15 June 2019

NATO’s Ukraine Challenge

By Steven Pifer

Ukrainian President Volodymyr Zelenskiy visited Brussels on June 4 and 5, where he met with the leadership of the European Union and NATO. He reaffirmed Kyiv’s goal of integrating into both institutions—goals enshrined earlier this year as strategic objectives in Ukraine’s constitution.

At their April meeting to mark NATO’s 70th anniversary, NATO foreign ministers noted their commitment to the alliance’s “open door” policy for countries that aspire to membership. Russian aggression over the past five years has only solidified domestic support within Ukraine for membership, though the path to achieving that objective faces serious obstacles.

Growing Support for NATO in Ukraine

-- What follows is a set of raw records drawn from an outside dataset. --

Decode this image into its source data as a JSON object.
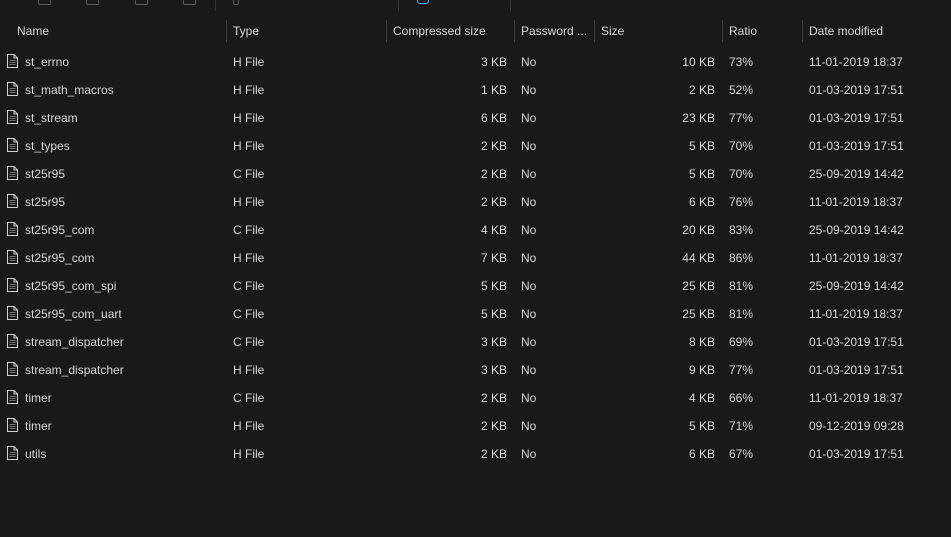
{
  "columns": {
    "name": "Name",
    "type": "Type",
    "compressed": "Compressed size",
    "password": "Password ...",
    "size": "Size",
    "ratio": "Ratio",
    "date": "Date modified"
  },
  "files": [
    {
      "name": "st_errno",
      "type": "H File",
      "compressed": "3 KB",
      "password": "No",
      "size": "10 KB",
      "ratio": "73%",
      "date": "11-01-2019 18:37"
    },
    {
      "name": "st_math_macros",
      "type": "H File",
      "compressed": "1 KB",
      "password": "No",
      "size": "2 KB",
      "ratio": "52%",
      "date": "01-03-2019 17:51"
    },
    {
      "name": "st_stream",
      "type": "H File",
      "compressed": "6 KB",
      "password": "No",
      "size": "23 KB",
      "ratio": "77%",
      "date": "01-03-2019 17:51"
    },
    {
      "name": "st_types",
      "type": "H File",
      "compressed": "2 KB",
      "password": "No",
      "size": "5 KB",
      "ratio": "70%",
      "date": "01-03-2019 17:51"
    },
    {
      "name": "st25r95",
      "type": "C File",
      "compressed": "2 KB",
      "password": "No",
      "size": "5 KB",
      "ratio": "70%",
      "date": "25-09-2019 14:42"
    },
    {
      "name": "st25r95",
      "type": "H File",
      "compressed": "2 KB",
      "password": "No",
      "size": "6 KB",
      "ratio": "76%",
      "date": "11-01-2019 18:37"
    },
    {
      "name": "st25r95_com",
      "type": "C File",
      "compressed": "4 KB",
      "password": "No",
      "size": "20 KB",
      "ratio": "83%",
      "date": "25-09-2019 14:42"
    },
    {
      "name": "st25r95_com",
      "type": "H File",
      "compressed": "7 KB",
      "password": "No",
      "size": "44 KB",
      "ratio": "86%",
      "date": "11-01-2019 18:37"
    },
    {
      "name": "st25r95_com_spi",
      "type": "C File",
      "compressed": "5 KB",
      "password": "No",
      "size": "25 KB",
      "ratio": "81%",
      "date": "25-09-2019 14:42"
    },
    {
      "name": "st25r95_com_uart",
      "type": "C File",
      "compressed": "5 KB",
      "password": "No",
      "size": "25 KB",
      "ratio": "81%",
      "date": "11-01-2019 18:37"
    },
    {
      "name": "stream_dispatcher",
      "type": "C File",
      "compressed": "3 KB",
      "password": "No",
      "size": "8 KB",
      "ratio": "69%",
      "date": "01-03-2019 17:51"
    },
    {
      "name": "stream_dispatcher",
      "type": "H File",
      "compressed": "3 KB",
      "password": "No",
      "size": "9 KB",
      "ratio": "77%",
      "date": "01-03-2019 17:51"
    },
    {
      "name": "timer",
      "type": "C File",
      "compressed": "2 KB",
      "password": "No",
      "size": "4 KB",
      "ratio": "66%",
      "date": "11-01-2019 18:37"
    },
    {
      "name": "timer",
      "type": "H File",
      "compressed": "2 KB",
      "password": "No",
      "size": "5 KB",
      "ratio": "71%",
      "date": "09-12-2019 09:28"
    },
    {
      "name": "utils",
      "type": "H File",
      "compressed": "2 KB",
      "password": "No",
      "size": "6 KB",
      "ratio": "67%",
      "date": "01-03-2019 17:51"
    }
  ],
  "icons": {
    "file": "file-icon",
    "sort": "sort-ascending-icon"
  },
  "colors": {
    "background": "#191919",
    "text": "#d8d8d8",
    "accent": "#4aa3ff"
  }
}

When NATO leaders in July 1997 invited Poland, the Czech Republic, and Hungary to join the alliance, they also stated the “open door” policy. That reaffirmed Article 10 of the Washington Treaty that established NATO, which reads in part: “The Parties may, by unanimous agreement, invite any other European state in a position to further the principles of this Treaty and to contribute to the security of the North Atlantic area to accede to this Treaty.”

7 May 2019

Going Toe-to-Toe With Ukraine’s Separatist Hackers

BY ELIAS GROLL

The hacker realized that he was being watched.

The spy software he was attempting to run against the Ukrainian government had infected the wrong machine, and now an analyst working for an American security company was picking apart the program—known as RatVermin—trying to understand how it worked.

The hacker, likely working on behalf of the Luhansk People’s Republic, a breakaway region of Eastern Ukraine, first tried to run a ransomware program dubbed Hidden Tear to scramble the contents of the computer it had mistakenly infected. The program would have made the computer useless to the analyst and flashed a sardonic message: “Files have been encrypted with hidden tear. Send me some bitcoins or kebab. And I also hate night clubs, desserts, being drunk.”

But the analyst blocked the program from executing, and then, for a few hours on March 20, 2018, the two engaged in the digital equivalent of hand-to-hand combat.

2 May 2019

Ukraine’s Failed Attempt to Stop Russian Interference Is Trampling Digital Rights

Samuel Woodhams 

Ukraine’s hybrid conflict with Russia over the past five years has not just unfolded in annexed Crimea and the regions of eastern Ukraine where Russia continues to back separatist groups. It has also been felt in Kiev and across the rest of the county, as Russian interference continues to destabilize Ukrainian politics. 

In an effort to defend against Russian disinformation and propaganda, Ukraine’s government has responded with measures that have led to a substantial erosion of digital freedoms for journalists, activists and the wider Ukrainian public. A country once heralded as one of the most progressive in Eastern Europe for digital rights, Ukraine is now actively restricting them.

Much of this is the legacy of President Petro Poroshenko. Will the landslide victory of Volodymyr Zelensky in Ukraine’s presidential election Sunday lead to a reversal?